Common side effects of Ceftazidime include abdominal pain, diarrhoea, dizziness, headache, nausea and vomiting, and allergic skin reactions.

Who should not take Ceftazidime?

– People allergic to Ceftazidime or any component of the formulation.
– Anyone who is allergic to cephalosporins.

Pharmacist Tips:

– Report severe diarrhoea and ask your doctor or pharmacist before taking antidiarrheal medicines.
– Drink plenty of water to replace any lost fluids due to diarrhoea.
– If you experience symptoms like skin rash or enlarged lymph nodes, report to your doctor immediately.

Common dosing schedule:
Ceftazidime is usually administered every 8 hours.

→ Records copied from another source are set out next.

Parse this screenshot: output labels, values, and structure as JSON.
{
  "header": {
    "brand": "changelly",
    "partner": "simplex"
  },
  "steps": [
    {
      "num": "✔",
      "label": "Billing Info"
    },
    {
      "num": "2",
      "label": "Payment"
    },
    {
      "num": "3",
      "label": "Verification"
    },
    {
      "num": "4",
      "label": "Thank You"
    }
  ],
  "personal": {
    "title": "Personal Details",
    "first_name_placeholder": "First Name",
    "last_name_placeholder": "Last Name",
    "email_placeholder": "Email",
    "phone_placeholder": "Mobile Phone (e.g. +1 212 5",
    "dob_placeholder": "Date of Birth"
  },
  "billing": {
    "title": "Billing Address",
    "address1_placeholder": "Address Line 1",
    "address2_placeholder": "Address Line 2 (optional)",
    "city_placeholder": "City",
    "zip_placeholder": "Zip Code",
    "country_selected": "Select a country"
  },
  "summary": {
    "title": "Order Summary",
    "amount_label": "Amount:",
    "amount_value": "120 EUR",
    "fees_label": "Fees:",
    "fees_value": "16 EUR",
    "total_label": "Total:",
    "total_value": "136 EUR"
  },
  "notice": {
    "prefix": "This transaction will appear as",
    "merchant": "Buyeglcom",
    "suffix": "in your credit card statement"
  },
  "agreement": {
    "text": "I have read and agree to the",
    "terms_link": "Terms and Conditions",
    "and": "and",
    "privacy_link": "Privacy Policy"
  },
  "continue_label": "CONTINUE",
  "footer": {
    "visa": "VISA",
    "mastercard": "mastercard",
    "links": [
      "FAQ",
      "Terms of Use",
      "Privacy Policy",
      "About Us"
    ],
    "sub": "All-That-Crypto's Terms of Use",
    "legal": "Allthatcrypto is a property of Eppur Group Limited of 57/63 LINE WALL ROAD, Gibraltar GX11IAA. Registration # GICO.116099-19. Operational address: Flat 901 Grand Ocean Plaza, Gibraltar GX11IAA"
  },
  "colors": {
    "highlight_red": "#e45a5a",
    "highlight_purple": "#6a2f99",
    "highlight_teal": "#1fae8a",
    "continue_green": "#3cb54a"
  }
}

This schedule is for reference only, adjustments may be made according to individual needs.

Some common medications Ceftazidime may interact with:
– Aminoglycoside antibiotics, e.g. Amikacin, Gentamicin, Tobramycin
– Antidiarrheal medications

Please notify your doctor or pharmacist if you are taking the above medication, dosage adjustments might be needed.

Where to buy Ceftazidime in Hong Kong?

In Hong Kong, Ceftazidime is a prescription only medicine, and requires a prescription from a doctor to be purchased in a pharmacy. It can also be obtained from doctors. To find a pharmacy near you, refer to the list of pharmacies (“Authorized Sellers of Poisons”) from the Hong Kong Department of Health.  

For more information about drug names and ingredients, you can visit Hong Kong’s Drug Office at

Need more information?

For detailed information about the use of Ceftazidime in children, pregnancy and breastfeeding, and for questions about drug interactions, please check with your pharmacist or doctor.

Disclaimer: our goal is to provide you with the most relevant drug information and common dosage for Hong Kong. This information does not constitute medical advice. For specific treatment recommendations and advice, always discuss with your doctor or pharmacist, and follow the instructions included with your specific medicine.